|The Mandel Initiative Podcast|
|Miami coach Al Golden joins the show to discuss his Hurricanes and the state of college football; Stewart and Mallory debate what the Hall of Fame is doing wrong and answer your listener mail.|
Stewart, I am a die-hard SEC fan, I am in the U.S. Army and follow football with a passion. That being said, I am baffled by the lack of attention to a team that I feel may just make a splash as a contender ... wait for it ... wait for it ... Oklahoma State. Eww, did I just say that? I do vaguely remember the Cowboys having a good team with a very good quarterback (Brandon Weeden) and outstanding receiver (Justin Blackmon), both of whom have returned this year. I admit that I am not sure how their defense is, but given the high-power nature of their offense it may offset their defensive deficiencies. Do you think they should at least be looked at as a potential BCS contender?
-- David A. Horn, Irvington, Ala.

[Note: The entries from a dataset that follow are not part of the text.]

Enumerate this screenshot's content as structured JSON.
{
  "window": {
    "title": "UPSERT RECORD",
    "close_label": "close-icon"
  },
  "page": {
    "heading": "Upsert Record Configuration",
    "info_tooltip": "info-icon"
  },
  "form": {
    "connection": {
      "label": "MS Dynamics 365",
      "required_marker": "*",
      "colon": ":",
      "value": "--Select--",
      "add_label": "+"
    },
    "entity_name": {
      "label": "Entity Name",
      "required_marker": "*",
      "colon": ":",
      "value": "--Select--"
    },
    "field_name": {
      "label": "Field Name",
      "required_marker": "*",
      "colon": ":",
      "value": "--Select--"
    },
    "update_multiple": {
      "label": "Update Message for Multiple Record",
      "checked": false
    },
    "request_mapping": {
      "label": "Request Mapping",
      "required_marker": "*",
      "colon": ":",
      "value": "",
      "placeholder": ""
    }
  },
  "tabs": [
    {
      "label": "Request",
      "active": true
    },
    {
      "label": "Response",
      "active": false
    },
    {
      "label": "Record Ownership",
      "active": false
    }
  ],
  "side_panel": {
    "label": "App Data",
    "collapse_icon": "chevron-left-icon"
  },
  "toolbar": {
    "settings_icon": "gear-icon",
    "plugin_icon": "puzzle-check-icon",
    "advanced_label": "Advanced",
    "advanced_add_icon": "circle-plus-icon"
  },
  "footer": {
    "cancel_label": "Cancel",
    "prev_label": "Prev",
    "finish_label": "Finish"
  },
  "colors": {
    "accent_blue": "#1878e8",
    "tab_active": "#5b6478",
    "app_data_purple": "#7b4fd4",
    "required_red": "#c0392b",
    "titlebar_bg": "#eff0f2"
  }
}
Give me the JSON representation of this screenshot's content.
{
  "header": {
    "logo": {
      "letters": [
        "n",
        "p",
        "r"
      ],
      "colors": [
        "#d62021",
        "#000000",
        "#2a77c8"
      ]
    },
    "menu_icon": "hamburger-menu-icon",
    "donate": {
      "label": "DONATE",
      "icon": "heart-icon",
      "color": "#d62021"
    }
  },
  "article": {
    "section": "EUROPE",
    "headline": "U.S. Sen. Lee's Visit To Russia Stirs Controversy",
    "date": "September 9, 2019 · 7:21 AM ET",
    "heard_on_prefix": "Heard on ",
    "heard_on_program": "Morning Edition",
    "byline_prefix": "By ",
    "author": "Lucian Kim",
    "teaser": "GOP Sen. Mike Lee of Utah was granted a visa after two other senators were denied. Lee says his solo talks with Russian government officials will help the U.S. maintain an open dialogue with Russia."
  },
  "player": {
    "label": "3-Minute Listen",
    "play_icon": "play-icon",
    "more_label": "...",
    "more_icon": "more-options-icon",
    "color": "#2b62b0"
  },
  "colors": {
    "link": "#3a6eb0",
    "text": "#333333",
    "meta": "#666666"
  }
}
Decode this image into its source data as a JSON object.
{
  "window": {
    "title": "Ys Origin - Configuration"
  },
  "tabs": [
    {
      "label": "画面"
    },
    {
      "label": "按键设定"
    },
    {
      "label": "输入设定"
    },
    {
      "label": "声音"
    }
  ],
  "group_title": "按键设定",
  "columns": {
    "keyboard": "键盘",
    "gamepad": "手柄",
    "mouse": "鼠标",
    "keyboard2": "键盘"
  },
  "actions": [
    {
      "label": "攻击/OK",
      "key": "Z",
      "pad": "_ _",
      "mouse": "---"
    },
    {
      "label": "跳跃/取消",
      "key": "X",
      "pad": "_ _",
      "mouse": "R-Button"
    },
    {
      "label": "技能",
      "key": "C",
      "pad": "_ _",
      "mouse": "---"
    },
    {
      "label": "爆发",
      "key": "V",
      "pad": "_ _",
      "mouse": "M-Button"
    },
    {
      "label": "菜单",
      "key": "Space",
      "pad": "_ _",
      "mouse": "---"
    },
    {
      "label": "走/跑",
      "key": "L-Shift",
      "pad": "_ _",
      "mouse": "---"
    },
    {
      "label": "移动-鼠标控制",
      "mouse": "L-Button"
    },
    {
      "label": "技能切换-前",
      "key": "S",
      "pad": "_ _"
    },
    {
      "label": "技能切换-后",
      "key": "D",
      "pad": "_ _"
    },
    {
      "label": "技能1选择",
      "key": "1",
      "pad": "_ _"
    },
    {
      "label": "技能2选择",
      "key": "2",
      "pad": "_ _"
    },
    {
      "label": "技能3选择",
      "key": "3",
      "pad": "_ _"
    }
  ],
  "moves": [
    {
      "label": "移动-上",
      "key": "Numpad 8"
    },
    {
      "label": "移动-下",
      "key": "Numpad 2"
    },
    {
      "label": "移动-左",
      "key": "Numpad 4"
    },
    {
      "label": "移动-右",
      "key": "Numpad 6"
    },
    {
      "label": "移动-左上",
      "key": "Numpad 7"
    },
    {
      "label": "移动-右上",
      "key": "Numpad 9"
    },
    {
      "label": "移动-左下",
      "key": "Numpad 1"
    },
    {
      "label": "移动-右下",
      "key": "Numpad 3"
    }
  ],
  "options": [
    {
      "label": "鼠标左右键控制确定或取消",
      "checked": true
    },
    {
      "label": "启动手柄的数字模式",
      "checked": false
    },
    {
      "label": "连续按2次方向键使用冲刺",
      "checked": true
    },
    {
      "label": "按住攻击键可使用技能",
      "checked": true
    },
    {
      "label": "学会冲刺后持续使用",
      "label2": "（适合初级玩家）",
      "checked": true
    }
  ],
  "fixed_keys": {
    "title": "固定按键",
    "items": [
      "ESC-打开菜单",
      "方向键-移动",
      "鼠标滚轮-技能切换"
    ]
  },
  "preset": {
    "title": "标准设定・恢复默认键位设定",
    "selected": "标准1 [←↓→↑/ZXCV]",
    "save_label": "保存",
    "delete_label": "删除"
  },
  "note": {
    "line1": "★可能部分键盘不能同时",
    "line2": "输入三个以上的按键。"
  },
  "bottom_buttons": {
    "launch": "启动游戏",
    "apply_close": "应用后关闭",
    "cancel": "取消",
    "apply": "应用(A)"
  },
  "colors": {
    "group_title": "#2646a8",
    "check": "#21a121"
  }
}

I certainly think the Cowboys should be viewed as a potential BCS bowl contender. They weren't that far off the past two years (9-4 and 11-2 seasons, respectively), but season-ending Bedlam losses to Oklahoma kept them just short. And I'm certainly salivating over the possibilities of another year of Weeden-to-Blackmon. Running back Kendall Hunter is gone, but Joseph Randle showed as a freshman that he can be a capable replacement. There's no question this team is stacked offensively.
But I'm more inclined to think the Cowboys hit their ceiling last year. For one, there's no understating the impact Holgorsen had in his lone season as offensive coordinator. Mike Gundy had some highly productive offenses before, but nothing close to last year's unit, which ranked third nationally in total offense (520.3 yards per game), second in passing (345.9) and third in scoring (44.2). SI.com contributor George Schroeder visited Stillwater this spring and told the unique story of new coordinator Todd Monken, who literally had Weeden teach him the offense from scratch. It's one thing to learn the terminology, but it seems almost impossible for someone with no previous experience in Holgorsen's offense to replicate his play-calling ability. Meanwhile, there's no evidence to suggest Oklahoma State's defense is anywhere closer to championship level. Last year it ranked 88th nationally in yards allowed (409.5).
The Cowboys don't have the same overall talent level as Oklahoma, Texas or even Texas A&M, so they have to try to outscore them. Last year showed they may be able to do that most weeks, but at some point they'll have to stop somebody if they want to go undefeated.